PROBLEM DETAILS:
Return the data that follows exactly, with each line intact.

PROVIDED DATA:
________
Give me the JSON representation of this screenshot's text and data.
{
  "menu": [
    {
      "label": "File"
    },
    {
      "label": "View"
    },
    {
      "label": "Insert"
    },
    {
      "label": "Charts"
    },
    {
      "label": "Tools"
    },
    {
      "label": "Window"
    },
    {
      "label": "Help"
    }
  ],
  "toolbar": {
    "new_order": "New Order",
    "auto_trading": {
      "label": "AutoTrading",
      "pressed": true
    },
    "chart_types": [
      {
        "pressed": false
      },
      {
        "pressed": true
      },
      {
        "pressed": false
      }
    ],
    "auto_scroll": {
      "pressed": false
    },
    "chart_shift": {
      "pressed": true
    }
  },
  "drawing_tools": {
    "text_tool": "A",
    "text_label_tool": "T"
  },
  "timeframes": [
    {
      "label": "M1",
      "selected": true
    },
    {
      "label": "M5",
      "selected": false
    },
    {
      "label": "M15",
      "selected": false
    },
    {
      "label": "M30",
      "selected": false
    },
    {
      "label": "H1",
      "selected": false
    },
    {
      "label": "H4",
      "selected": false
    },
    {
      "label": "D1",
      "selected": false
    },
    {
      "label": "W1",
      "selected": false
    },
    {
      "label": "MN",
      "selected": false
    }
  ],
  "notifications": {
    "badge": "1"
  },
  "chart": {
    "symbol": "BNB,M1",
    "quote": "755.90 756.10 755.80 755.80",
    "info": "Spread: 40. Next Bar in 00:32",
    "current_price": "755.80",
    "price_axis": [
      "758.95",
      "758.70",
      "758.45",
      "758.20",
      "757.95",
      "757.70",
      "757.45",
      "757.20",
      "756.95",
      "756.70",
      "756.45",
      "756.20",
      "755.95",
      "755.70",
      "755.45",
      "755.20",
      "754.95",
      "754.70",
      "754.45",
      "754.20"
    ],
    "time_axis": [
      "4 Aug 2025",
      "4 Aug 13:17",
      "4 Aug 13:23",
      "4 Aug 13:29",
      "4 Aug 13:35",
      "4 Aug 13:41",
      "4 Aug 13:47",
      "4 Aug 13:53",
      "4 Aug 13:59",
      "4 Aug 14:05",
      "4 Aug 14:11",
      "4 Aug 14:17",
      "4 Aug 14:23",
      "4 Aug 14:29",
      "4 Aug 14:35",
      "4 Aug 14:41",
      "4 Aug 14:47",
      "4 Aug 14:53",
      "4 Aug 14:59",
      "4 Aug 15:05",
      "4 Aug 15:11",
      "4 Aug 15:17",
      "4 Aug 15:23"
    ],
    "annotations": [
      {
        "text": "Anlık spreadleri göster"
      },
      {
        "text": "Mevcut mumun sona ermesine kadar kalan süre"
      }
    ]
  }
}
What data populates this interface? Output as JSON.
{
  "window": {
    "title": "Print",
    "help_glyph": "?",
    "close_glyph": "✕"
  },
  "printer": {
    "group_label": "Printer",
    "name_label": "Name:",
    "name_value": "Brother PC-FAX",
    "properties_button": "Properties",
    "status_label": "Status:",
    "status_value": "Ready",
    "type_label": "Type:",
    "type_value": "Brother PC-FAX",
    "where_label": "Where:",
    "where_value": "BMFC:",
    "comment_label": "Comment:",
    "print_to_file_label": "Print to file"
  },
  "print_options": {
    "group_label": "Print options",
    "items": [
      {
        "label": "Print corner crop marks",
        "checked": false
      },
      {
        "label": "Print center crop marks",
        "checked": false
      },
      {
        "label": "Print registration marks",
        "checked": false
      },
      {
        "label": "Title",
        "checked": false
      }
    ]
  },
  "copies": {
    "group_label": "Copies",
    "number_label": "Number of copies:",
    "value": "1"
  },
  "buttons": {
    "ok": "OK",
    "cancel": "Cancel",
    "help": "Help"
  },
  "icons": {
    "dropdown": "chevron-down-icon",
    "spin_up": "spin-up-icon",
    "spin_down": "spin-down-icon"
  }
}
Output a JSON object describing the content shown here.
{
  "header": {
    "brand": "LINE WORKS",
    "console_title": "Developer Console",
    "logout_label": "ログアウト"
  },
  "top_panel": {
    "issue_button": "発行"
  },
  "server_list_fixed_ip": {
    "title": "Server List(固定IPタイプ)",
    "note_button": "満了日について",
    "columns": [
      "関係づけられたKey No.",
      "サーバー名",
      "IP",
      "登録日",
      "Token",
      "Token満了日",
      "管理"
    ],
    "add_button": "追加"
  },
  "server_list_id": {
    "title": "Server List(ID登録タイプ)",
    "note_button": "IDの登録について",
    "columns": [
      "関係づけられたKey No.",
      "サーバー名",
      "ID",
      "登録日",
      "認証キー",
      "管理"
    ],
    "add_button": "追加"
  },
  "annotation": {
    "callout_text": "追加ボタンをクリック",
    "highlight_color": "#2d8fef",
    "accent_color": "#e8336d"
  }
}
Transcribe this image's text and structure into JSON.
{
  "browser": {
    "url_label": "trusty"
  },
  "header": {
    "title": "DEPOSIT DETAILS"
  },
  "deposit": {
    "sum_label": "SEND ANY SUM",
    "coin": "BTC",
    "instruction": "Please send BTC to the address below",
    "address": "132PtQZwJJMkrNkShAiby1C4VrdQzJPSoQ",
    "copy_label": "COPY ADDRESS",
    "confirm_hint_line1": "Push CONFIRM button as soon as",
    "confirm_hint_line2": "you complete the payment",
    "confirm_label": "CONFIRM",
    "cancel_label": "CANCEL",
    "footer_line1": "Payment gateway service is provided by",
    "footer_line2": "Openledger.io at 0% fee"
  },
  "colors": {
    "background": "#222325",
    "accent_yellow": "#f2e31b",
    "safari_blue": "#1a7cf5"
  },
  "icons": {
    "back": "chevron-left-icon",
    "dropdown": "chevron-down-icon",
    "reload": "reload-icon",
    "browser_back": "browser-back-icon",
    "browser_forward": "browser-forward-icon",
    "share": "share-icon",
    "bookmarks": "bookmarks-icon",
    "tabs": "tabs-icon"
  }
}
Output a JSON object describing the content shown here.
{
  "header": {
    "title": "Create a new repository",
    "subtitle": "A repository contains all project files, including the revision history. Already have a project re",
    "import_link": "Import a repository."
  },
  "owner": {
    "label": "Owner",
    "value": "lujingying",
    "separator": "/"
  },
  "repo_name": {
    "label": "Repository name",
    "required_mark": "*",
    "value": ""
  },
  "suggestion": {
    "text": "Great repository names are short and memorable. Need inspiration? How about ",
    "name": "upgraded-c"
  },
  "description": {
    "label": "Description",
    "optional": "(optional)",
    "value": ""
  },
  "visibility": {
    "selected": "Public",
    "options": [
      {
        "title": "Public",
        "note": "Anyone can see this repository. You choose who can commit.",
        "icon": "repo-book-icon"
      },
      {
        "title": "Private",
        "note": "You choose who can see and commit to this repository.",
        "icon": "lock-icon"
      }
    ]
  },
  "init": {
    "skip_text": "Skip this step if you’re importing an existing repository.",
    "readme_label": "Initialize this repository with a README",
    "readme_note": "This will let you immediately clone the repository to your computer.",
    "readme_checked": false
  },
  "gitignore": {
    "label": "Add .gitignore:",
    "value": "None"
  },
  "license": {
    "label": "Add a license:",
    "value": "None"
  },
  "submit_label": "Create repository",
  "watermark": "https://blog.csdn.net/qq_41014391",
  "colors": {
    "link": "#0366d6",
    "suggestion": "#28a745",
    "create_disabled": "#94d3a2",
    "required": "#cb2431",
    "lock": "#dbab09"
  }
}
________
SOLUTION TO THIS EXERCISE:
Give me the JSON representation of this screenshot's text and data.
{
  "menu": [
    {
      "label": "File"
    },
    {
      "label": "View"
    },
    {
      "label": "Insert"
    },
    {
      "label": "Charts"
    },
    {
      "label": "Tools"
    },
    {
      "label": "Window"
    },
    {
      "label": "Help"
    }
  ],
  "toolbar": {
    "new_order": "New Order",
    "auto_trading": {
      "label": "AutoTrading",
      "pressed": true
    },
    "chart_types": [
      {
        "pressed": false
      },
      {
        "pressed": true
      },
      {
        "pressed": false
      }
    ],
    "auto_scroll": {
      "pressed": false
    },
    "chart_shift": {
      "pressed": true
    }
  },
  "drawing_tools": {
    "text_tool": "A",
    "text_label_tool": "T"
  },
  "timeframes": [
    {
      "label": "M1",
      "selected": true
    },
    {
      "label": "M5",
      "selected": false
    },
    {
      "label": "M15",
      "selected": false
    },
    {
      "label": "M30",
      "selected": false
    },
    {
      "label": "H1",
      "selected": false
    },
    {
      "label": "H4",
      "selected": false
    },
    {
      "label": "D1",
      "selected": false
    },
    {
      "label": "W1",
      "selected": false
    },
    {
      "label": "MN",
      "selected": false
    }
  ],
  "notifications": {
    "badge": "1"
  },
  "chart": {
    "symbol": "BNB,M1",
    "quote": "755.90 756.10 755.80 755.80",
    "info": "Spread: 40. Next Bar in 00:32",
    "current_price": "755.80",
    "price_axis": [
      "758.95",
      "758.70",
      "758.45",
      "758.20",
      "757.95",
      "757.70",
      "757.45",
      "757.20",
      "756.95",
      "756.70",
      "756.45",
      "756.20",
      "755.95",
      "755.70",
      "755.45",
      "755.20",
      "754.95",
      "754.70",
      "754.45",
      "754.20"
    ],
    "time_axis": [
      "4 Aug 2025",
      "4 Aug 13:17",
      "4 Aug 13:23",
      "4 Aug 13:29",
      "4 Aug 13:35",
      "4 Aug 13:41",
      "4 Aug 13:47",
      "4 Aug 13:53",
      "4 Aug 13:59",
      "4 Aug 14:05",
      "4 Aug 14:11",
      "4 Aug 14:17",
      "4 Aug 14:23",
      "4 Aug 14:29",
      "4 Aug 14:35",
      "4 Aug 14:41",
      "4 Aug 14:47",
      "4 Aug 14:53",
      "4 Aug 14:59",
      "4 Aug 15:05",
      "4 Aug 15:11",
      "4 Aug 15:17",
      "4 Aug 15:23"
    ],
    "annotations": [
      {
        "text": "Anlık spreadleri göster"
      },
      {
        "text": "Mevcut mumun sona ermesine kadar kalan süre"
      }
    ]
  }
}
What data populates this interface? Output as JSON.
{
  "window": {
    "title": "Print",
    "help_glyph": "?",
    "close_glyph": "✕"
  },
  "printer": {
    "group_label": "Printer",
    "name_label": "Name:",
    "name_value": "Brother PC-FAX",
    "properties_button": "Properties",
    "status_label": "Status:",
    "status_value": "Ready",
    "type_label": "Type:",
    "type_value": "Brother PC-FAX",
    "where_label": "Where:",
    "where_value": "BMFC:",
    "comment_label": "Comment:",
    "print_to_file_label": "Print to file"
  },
  "print_options": {
    "group_label": "Print options",
    "items": [
      {
        "label": "Print corner crop marks",
        "checked": false
      },
      {
        "label": "Print center crop marks",
        "checked": false
      },
      {
        "label": "Print registration marks",
        "checked": false
      },
      {
        "label": "Title",
        "checked": false
      }
    ]
  },
  "copies": {
    "group_label": "Copies",
    "number_label": "Number of copies:",
    "value": "1"
  },
  "buttons": {
    "ok": "OK",
    "cancel": "Cancel",
    "help": "Help"
  },
  "icons": {
    "dropdown": "chevron-down-icon",
    "spin_up": "spin-up-icon",
    "spin_down": "spin-down-icon"
  }
}
Output a JSON object describing the content shown here.
{
  "header": {
    "brand": "LINE WORKS",
    "console_title": "Developer Console",
    "logout_label": "ログアウト"
  },
  "top_panel": {
    "issue_button": "発行"
  },
  "server_list_fixed_ip": {
    "title": "Server List(固定IPタイプ)",
    "note_button": "満了日について",
    "columns": [
      "関係づけられたKey No.",
      "サーバー名",
      "IP",
      "登録日",
      "Token",
      "Token満了日",
      "管理"
    ],
    "add_button": "追加"
  },
  "server_list_id": {
    "title": "Server List(ID登録タイプ)",
    "note_button": "IDの登録について",
    "columns": [
      "関係づけられたKey No.",
      "サーバー名",
      "ID",
      "登録日",
      "認証キー",
      "管理"
    ],
    "add_button": "追加"
  },
  "annotation": {
    "callout_text": "追加ボタンをクリック",
    "highlight_color": "#2d8fef",
    "accent_color": "#e8336d"
  }
}
Transcribe this image's text and structure into JSON.
{
  "browser": {
    "url_label": "trusty"
  },
  "header": {
    "title": "DEPOSIT DETAILS"
  },
  "deposit": {
    "sum_label": "SEND ANY SUM",
    "coin": "BTC",
    "instruction": "Please send BTC to the address below",
    "address": "132PtQZwJJMkrNkShAiby1C4VrdQzJPSoQ",
    "copy_label": "COPY ADDRESS",
    "confirm_hint_line1": "Push CONFIRM button as soon as",
    "confirm_hint_line2": "you complete the payment",
    "confirm_label": "CONFIRM",
    "cancel_label": "CANCEL",
    "footer_line1": "Payment gateway service is provided by",
    "footer_line2": "Openledger.io at 0% fee"
  },
  "colors": {
    "background": "#222325",
    "accent_yellow": "#f2e31b",
    "safari_blue": "#1a7cf5"
  },
  "icons": {
    "back": "chevron-left-icon",
    "dropdown": "chevron-down-icon",
    "reload": "reload-icon",
    "browser_back": "browser-back-icon",
    "browser_forward": "browser-forward-icon",
    "share": "share-icon",
    "bookmarks": "bookmarks-icon",
    "tabs": "tabs-icon"
  }
}
Output a JSON object describing the content shown here.
{
  "header": {
    "title": "Create a new repository",
    "subtitle": "A repository contains all project files, including the revision history. Already have a project re",
    "import_link": "Import a repository."
  },
  "owner": {
    "label": "Owner",
    "value": "lujingying",
    "separator": "/"
  },
  "repo_name": {
    "label": "Repository name",
    "required_mark": "*",
    "value": ""
  },
  "suggestion": {
    "text": "Great repository names are short and memorable. Need inspiration? How about ",
    "name": "upgraded-c"
  },
  "description": {
    "label": "Description",
    "optional": "(optional)",
    "value": ""
  },
  "visibility": {
    "selected": "Public",
    "options": [
      {
        "title": "Public",
        "note": "Anyone can see this repository. You choose who can commit.",
        "icon": "repo-book-icon"
      },
      {
        "title": "Private",
        "note": "You choose who can see and commit to this repository.",
        "icon": "lock-icon"
      }
    ]
  },
  "init": {
    "skip_text": "Skip this step if you’re importing an existing repository.",
    "readme_label": "Initialize this repository with a README",
    "readme_note": "This will let you immediately clone the repository to your computer.",
    "readme_checked": false
  },
  "gitignore": {
    "label": "Add .gitignore:",
    "value": "None"
  },
  "license": {
    "label": "Add a license:",
    "value": "None"
  },
  "submit_label": "Create repository",
  "watermark": "https://blog.csdn.net/qq_41014391",
  "colors": {
    "link": "#0366d6",
    "suggestion": "#28a745",
    "create_disabled": "#94d3a2",
    "required": "#cb2431",
    "lock": "#dbab09"
  }
}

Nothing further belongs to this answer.